Of all the herbs listed in the previous articles, this is the single greatest Ayurvedic herb for athletes and trainees. Some of the most important constituents in the roots of the Ashwagandha shrub are called saponins, alkaloids and withanolides, each with a different function. The primary saponin in Ashwagandha is something called sitoindocide VII, purported to give the herb it’s anti-stress effects. Steroidal lactones such as withaferin-A and withanolides A-Y are said to have anabolic effects. Ashwagandha is so often used because of its ability to lower cortisol levels. Cortisol is termed catabolic as it has the opposite effect to testosterone, insulin and growth hormone in that it breaks down tissue. In fact, despite being a steroid hormone, cortisol is the body's primary catabolic hormone and is released by the adrenal glands under conditions of high mental and physical stress. The primary functions of cortisol are to reduce protein synthesis and to halt tissue growth. What’s worse, many individuals who work out for longer than an hour suffer increased cortisol levels due to the stress put on the body by weight lifting. In fact, one of the many reasons why anabolic steroids are so effective at putting muscle on users is because cortisol drops very low, allowing for longer, higher volume workouts that yield greater muscle gains. In the case of Ashwagandha, it is also possible to work out for longer but to also ensure that muscle tissue is repaired as completely as possible.

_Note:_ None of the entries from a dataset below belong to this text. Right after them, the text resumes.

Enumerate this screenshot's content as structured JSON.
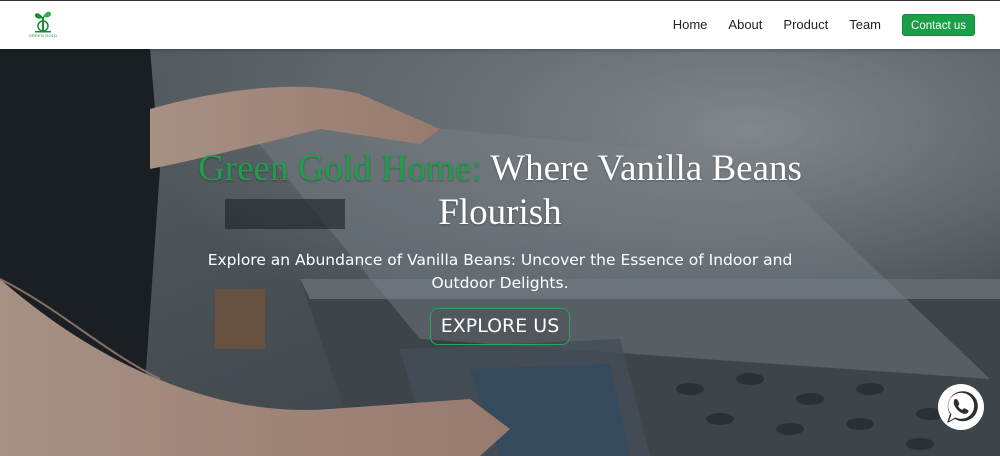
{
  "brand": {
    "logo_icon": "sprout-icon",
    "logo_text": "GREEN GOLD",
    "color": "#1a8a3a"
  },
  "nav": {
    "items": [
      {
        "label": "Home"
      },
      {
        "label": "About"
      },
      {
        "label": "Product"
      },
      {
        "label": "Team"
      }
    ],
    "cta_label": "Contact us",
    "cta_color": "#1a9e47"
  },
  "hero": {
    "title_highlight": "Green Gold Home:",
    "title_rest": " Where Vanilla Beans Flourish",
    "highlight_color": "#1f9e4a",
    "subtitle": "Explore an Abundance of Vanilla Beans: Uncover the Essence of Indoor and Outdoor Delights.",
    "button_label": "EXPLORE US"
  },
  "floating": {
    "icon": "whatsapp-icon",
    "color": "#ffffff"
  }
}
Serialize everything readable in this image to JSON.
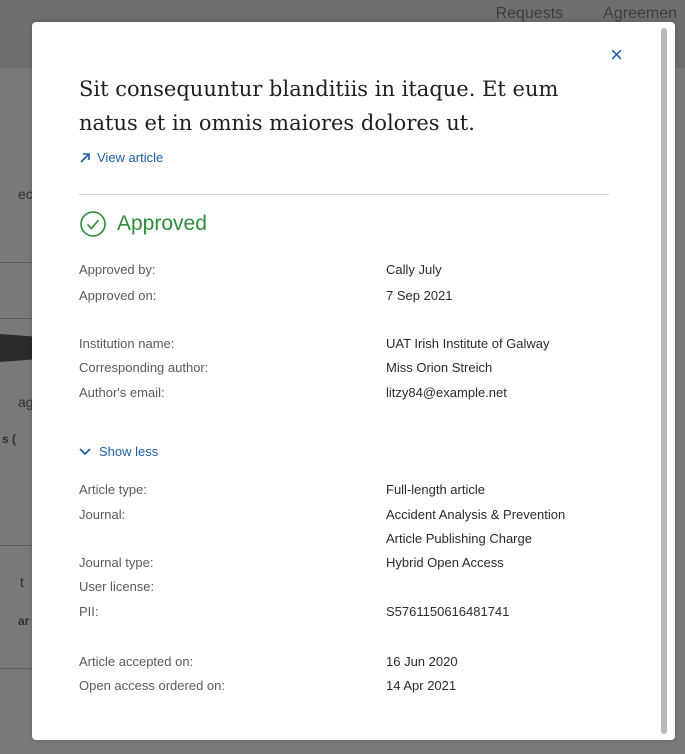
{
  "background": {
    "tabs": [
      "Requests",
      "Agreemen"
    ],
    "fragments": [
      "ec",
      "ag",
      "s (",
      "t",
      "ar"
    ]
  },
  "modal": {
    "close_label": "×",
    "title": "Sit consequuntur blanditiis in itaque. Et eum natus et in omnis maiores dolores ut.",
    "view_article": "View article",
    "status": {
      "label": "Approved",
      "color": "#2e8c3a",
      "icon": "check-circle-icon"
    },
    "approval": [
      {
        "label": "Approved by:",
        "value": "Cally July"
      },
      {
        "label": "Approved on:",
        "value": "7 Sep 2021"
      }
    ],
    "author": [
      {
        "label": "Institution name:",
        "value": "UAT Irish Institute of Galway"
      },
      {
        "label": "Corresponding author:",
        "value": "Miss Orion Streich"
      },
      {
        "label": "Author's email:",
        "value": "litzy84@example.net"
      }
    ],
    "toggle_label": "Show less",
    "article": [
      {
        "label": "Article type:",
        "value": "Full-length article"
      },
      {
        "label": "Journal:",
        "value": "Accident Analysis & Prevention"
      },
      {
        "label": "",
        "value": "Article Publishing Charge"
      },
      {
        "label": "Journal type:",
        "value": "Hybrid Open Access"
      },
      {
        "label": "User license:",
        "value": ""
      },
      {
        "label": "PII:",
        "value": "S5761150616481741"
      }
    ],
    "dates": [
      {
        "label": "Article accepted on:",
        "value": "16 Jun 2020"
      },
      {
        "label": "Open access ordered on:",
        "value": "14 Apr 2021"
      }
    ]
  }
}
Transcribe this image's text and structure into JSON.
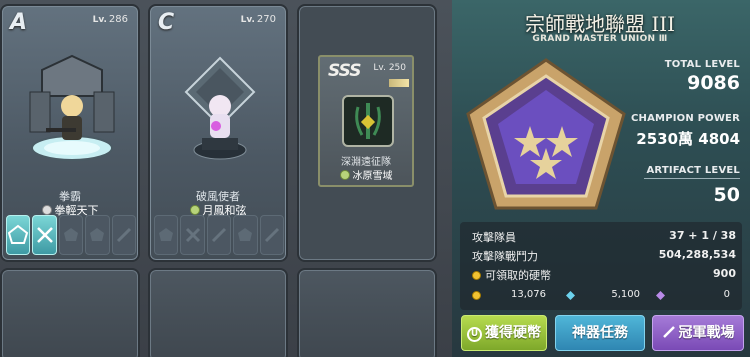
{
  "cards": [
    {
      "grade": "A",
      "lv_prefix": "Lv.",
      "level": "286",
      "class_name": "拳霸",
      "guild": "拳輕天下"
    },
    {
      "grade": "C",
      "lv_prefix": "Lv.",
      "level": "270",
      "class_name": "破風使者",
      "guild": "月鳳和弦"
    }
  ],
  "center_card": {
    "grade": "SSS",
    "lv_prefix": "Lv.",
    "level": "250",
    "class_name": "深淵遠征隊",
    "guild": "冰原雪域"
  },
  "union": {
    "title": "宗師戰地聯盟 III",
    "subtitle": "GRAND MASTER UNION Ⅲ",
    "total_level_label": "TOTAL LEVEL",
    "total_level": "9086",
    "champion_power_label": "CHAMPION POWER",
    "champion_power": "2530萬 4804",
    "artifact_level_label": "ARTIFACT LEVEL",
    "artifact_level": "50"
  },
  "info": {
    "members_label": "攻擊隊員",
    "members_value": "37 + 1 / 38",
    "power_label": "攻擊隊戰鬥力",
    "power_value": "504,288,534",
    "claimable_label": "可領取的硬幣",
    "claimable_value": "900"
  },
  "currencies": {
    "gold": "13,076",
    "blue": "5,100",
    "purple": "0"
  },
  "buttons": {
    "coins": "獲得硬幣",
    "artifact": "神器任務",
    "champion": "冠軍戰場"
  },
  "colors": {
    "green_btn": "#8fbf35",
    "blue_btn": "#3a9cc7",
    "purple_btn": "#8c5cc7"
  }
}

As if that weren’t enough, studies have shown that Ashwagandha has the ability to regulate sleep cycles, promoting higher Growth Hormone levels and further improving recovery and improving insulin sensitivity. The importance of Growth Hormone for athletes can be read about here.
Ashwagandha has also been studied for its effect on nerve function. The Central Nervous System (CNS) is where humans derive our strength from, and it is only by recruiting more muscle fibers to action that athletes are able to move more weight. The best brain supplements for improving one’s CNS can be seen here. A study conducted by the Banaras Hindu University in India demonstrated that Ashwagandha contains compounds that possess strong antioxidant properties. Upon injecting rats with Ashwagandha extracts, it was discovered that the compounds within the extract led to high levels of antioxidants within the animal's brains. Elevated levels of four significant antioxidants (glutathione, peroxidase, catalase and superoxide dismutase) where identified in the study. It is though that this ability of Ashwagandha to produce effects that have antioxidants may also shed light to a certain degree on why the herb is thought to have an impact on slowing the aging process.